As stated above, the Bill will only apply to "good faith efforts" and will not shield against liability claims involving gross negligence or intentional misconduct resulting in COVID-19 exposure or infection.
Liability protection will also not extend to those who continue to operate, despite being required by law to close their operations, nor will it shield against claims brought by workers relating to personal injury or COVID-19 exposure or infection that occurs in the course of the person's performance of work.
Section 2(1) of the Bill provides that no "cause of action" arises against any person, provided the conditions set-out in that section are met. Section 2(4), however, states that "No proceeding that is directly or indirectly based on or related to anything referred to in subsection (1) may be brought or maintained against a person." This raises issues with respect to whether or not the Bill (if passed) will be interpreted to protect regulated health professionals from allegations of professional misconduct (on the basis of failing to maintain the standard of practice of the profession) or incompetence under the Regulated Health Professions Act.
The Bill will apply retroactively, such that relevant claims arising on or after March 17, 2020, when the Ontario government declared a state of emergency, will be deemed to be dismissed without costs on the day the Act comes into force. Practically speaking, we do not expect that the courts will automatically dismiss any actions upon the Bill coming into force. Rather, we expect that defence counsel will have to bring a motion to have an action dismissed on the basis that the action is prohibited as a result of the Bill. Further, one can expect that plaintiff's counsel will be moving to amend their claims or frame any new claims to assert allegations that the defendants did not make a good faith effort and / or that the conduct at issue does in fact amount to "gross negligence." Whether or not a person made a good faith effort will be a question of fact that will have to be adjudicated. Defendants will have to assert in their statements of defence the material facts which they say support or demonstrate their good faith efforts.
Health care service providers and others should take care to document (or preserve documentation that exists) with respect to their efforts to monitor, interpret and follow "public health guidance" and federal, provincial, and municipal laws related to COVID-19 as they evolved and continue to evolve over the course of the pandemic.
The increased risks associated with delivering healthcare services during the COVID-19 pandemic has complicated access to insurance for many providers. It remains to be seen whether the liability protections contemplated by the Bill will make it easier for providers, such as long-term care facilities, to secure adequate coverage. The retroactive nature of the Bill may also impact ongoing class-action lawsuits alleging negligence on the part of long-term care facilities in their handling of COVID-19 outbreaks, but as indicated above it is more likely that those claims will be amended to allege facts that remove them from the protections afforded by the Bill. Consequently, these suits may not disappear, but they may be more difficult to prove.

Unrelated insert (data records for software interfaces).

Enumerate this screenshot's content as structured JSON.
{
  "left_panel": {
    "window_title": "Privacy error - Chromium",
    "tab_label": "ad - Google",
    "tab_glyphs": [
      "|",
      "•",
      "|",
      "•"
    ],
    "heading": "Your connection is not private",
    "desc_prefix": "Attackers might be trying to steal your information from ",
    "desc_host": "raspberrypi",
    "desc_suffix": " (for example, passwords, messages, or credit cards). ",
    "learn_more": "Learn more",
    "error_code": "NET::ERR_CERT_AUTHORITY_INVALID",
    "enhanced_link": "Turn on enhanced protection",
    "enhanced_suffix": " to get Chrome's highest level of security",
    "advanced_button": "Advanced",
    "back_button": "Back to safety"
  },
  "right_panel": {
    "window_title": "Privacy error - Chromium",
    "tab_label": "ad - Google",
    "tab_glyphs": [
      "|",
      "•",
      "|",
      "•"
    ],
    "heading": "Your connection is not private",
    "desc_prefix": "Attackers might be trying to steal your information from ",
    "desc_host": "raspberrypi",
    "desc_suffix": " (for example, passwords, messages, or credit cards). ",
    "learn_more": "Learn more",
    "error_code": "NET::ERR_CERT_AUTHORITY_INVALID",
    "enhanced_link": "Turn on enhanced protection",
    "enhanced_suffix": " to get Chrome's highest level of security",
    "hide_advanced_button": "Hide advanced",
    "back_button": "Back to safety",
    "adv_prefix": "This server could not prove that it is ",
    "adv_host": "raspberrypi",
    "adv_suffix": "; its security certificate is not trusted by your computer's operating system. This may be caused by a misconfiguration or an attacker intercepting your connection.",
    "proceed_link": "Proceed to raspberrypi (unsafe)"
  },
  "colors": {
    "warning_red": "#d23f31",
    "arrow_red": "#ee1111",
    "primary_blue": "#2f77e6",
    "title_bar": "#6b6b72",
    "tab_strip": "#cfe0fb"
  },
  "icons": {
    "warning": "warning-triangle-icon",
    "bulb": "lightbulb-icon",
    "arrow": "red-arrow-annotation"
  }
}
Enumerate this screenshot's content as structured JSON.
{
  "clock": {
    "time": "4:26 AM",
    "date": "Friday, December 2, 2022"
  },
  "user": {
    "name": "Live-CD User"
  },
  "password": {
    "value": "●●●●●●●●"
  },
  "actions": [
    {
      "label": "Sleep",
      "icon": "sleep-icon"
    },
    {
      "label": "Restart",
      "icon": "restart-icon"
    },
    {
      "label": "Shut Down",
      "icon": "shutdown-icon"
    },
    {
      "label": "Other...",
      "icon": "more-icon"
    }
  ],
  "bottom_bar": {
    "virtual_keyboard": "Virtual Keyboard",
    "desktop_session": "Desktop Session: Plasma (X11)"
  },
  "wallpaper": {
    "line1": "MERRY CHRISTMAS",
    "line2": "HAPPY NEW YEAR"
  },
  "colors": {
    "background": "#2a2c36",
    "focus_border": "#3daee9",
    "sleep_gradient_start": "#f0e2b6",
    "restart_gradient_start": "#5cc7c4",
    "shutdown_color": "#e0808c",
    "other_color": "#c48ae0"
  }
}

Bill 218 passed 2nd reading on October 27, 2020 and was referred to the Standing Committee on Justice Policy. We will continue to monitor the progress of this Bill, as well as other developments relating to COVID-19 liability protection.